I travel a lot for work - like, a lot. Sometimes layovers are long - like, really long. I'm okay with a long lay over - that's right, I'm really okay with a really long layover. Why? Firstly, it means I'm not going to miss my connecting flight. Secondly, because it means I get the opportunity to explore my surroundings and the John F. Kennedy (JFK) airport has a lot to offer.
You might be saying, "Really? You're really going to tell us about your shopping trip to the Lego store in an airport?!" Well, I did shop at the Lego store, and I got the Shang-Chi dragon Lego set (with Morris in it) for my kiddo at JFK but that's not the purpose of this post.
(How COOL is this giant Lego mini figure build though?!)
(Okay, Okay, I'll get to it...)
Two moments of Comics In My Life happened during this particular layover (on my way to Sao Paulo, Brazil...more on that next post). First, while pursuing the books and magazines in the Hudson News convenience stores, I discovered that graphic novels are now being sold in airports. This is a huge step for graphic novels in modern society. Airports only sell what it is hot in the way of reading material mainly because they have limited shelf space and need to turn inventory over quickly. When I saw graphic novels, I did a double take. Not just because they were there but also because of the newness and variety of what was being offered. There was a whole display dedicated to graphic novels featuring new voices/stories, for kids, teens and adults. In an effort to support the normalization of graphic novels being sold everywhere, I picked up two titles that appealed to me.
The Aquanaut by Dan Santat.
From the Back Cover:
"Ever since her father was lost at sea, Sophia has been moping around Aqualand, the marine theme park her dad and uncle created. But Sophia's world is turned upside down when an "aquanaut" breaks into the park's research lab. To her amazement, Sophia discovers that the aquanaut is not what it seems -- inside lives a band of four goofy sea creatures! And when they all realize that Aqualand has evolved into something much darker than Sophia's dad had envisioned, Sophia is determined to help the aquanaut crew free the park's captive marine life before it's too late."
Isla to Island by Alexis Castellanos
From the Back Cover:
"This stunning wordless graphic novel follows a young girl in the 1960s who immigrates from Cuba to the United States and must redefine what home means to her.
Marisol loves her colorful island home. Cuba is vibrant with flowers and food and people…but things are changing. The home Marisol loves is no longer safe—and then it’s no longer her home at all. Her parents are sending her to the United States. Alone. Nothing about Marisol’s new life in cold, gray Brooklyn feels like home—not the language, school, or even her foster parents. But Marisol starts to realize that home isn’t always a place. And finding her way can be as simple as staying true to herself."

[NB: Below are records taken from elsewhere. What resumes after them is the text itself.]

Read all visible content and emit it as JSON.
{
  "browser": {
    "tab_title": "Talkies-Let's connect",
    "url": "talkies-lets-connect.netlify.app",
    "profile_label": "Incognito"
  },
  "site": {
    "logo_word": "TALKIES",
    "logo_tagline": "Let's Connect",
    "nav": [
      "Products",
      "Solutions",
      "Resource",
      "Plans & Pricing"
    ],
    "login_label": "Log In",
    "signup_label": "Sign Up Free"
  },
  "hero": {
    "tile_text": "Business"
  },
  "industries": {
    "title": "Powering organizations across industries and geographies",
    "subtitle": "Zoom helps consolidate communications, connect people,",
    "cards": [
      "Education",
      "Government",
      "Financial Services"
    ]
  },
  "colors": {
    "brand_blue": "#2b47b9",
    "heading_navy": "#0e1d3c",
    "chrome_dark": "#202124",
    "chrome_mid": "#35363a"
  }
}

Both of these titles (released March 2022) were the perfect reads for my travels - artistically masterful, heartfelt, projects of passion fully manifested, inspiring. If you want a more indepth review or different perspective of these reads, check out the following:
After discovering these titles, of course needed a reading spot (and some dinner) and found the perfect spot - the Palm Restaurant. The JFK location is not the original location but it does feature some of the iconic artwork that made the original Palm a must visit location. You might not realize it but comics are literally all around you when you at the Palm.
According to the Palm website:
"The Palm's legendary tradition of caricatures originated in 1920s New York, when some of its first patrons - talented cartoonists from the nearby King Features Syndicate - virtually paid for their supper in original art on the walls of The Palm's first restaurant; then a speakeasy. These artists would draw lively scenes of the restaurant's clientele - neighbors, family as well as celebrity patrons - that came to be known as the hieroglyphics of New York City life at the time."
When I inquired if the illustrations were originals or replicas, the waitstaff didn't know but for me, it honestly didn't matter because the comic/cartoon history was being preserved even if it wasn't in its original form. Upon further research, sadly the original Palm closed in 2015 and since all of the drawings were directly on the plaster of the walls, they were unable to be removed or preserved. Something makes me think that the ones featured at the JFK location are replicated from photographs, but I'm just not sure.
Even if you can't make it to the Palm Restaurant located in JFK, there are other locations in Atlanta, Atlantic City, Beverly Hills, Boston, Charlotte, Chicago, East Hampton, Houston, Las Vegas, Los Angeles, Mexico City - Polanco, Miami, Nashville, New York Tribeca, New York Midtown, Orlando, San Antonio, Tysons Corner, Washington DC, and Saudi Arabia.
Something tells me I'm going to try to visit as many as I can to enjoy the uniqueness of each location and soak in the comics culture. Just have to save up a bit for each meal - it is a high end steakhouse after all.
Which Palm would you like to visit? If you've had the chance to visit one, drop me a comment - I'd love to know what your experience was like.
Up Next: SAO PAULO, BRAZIL!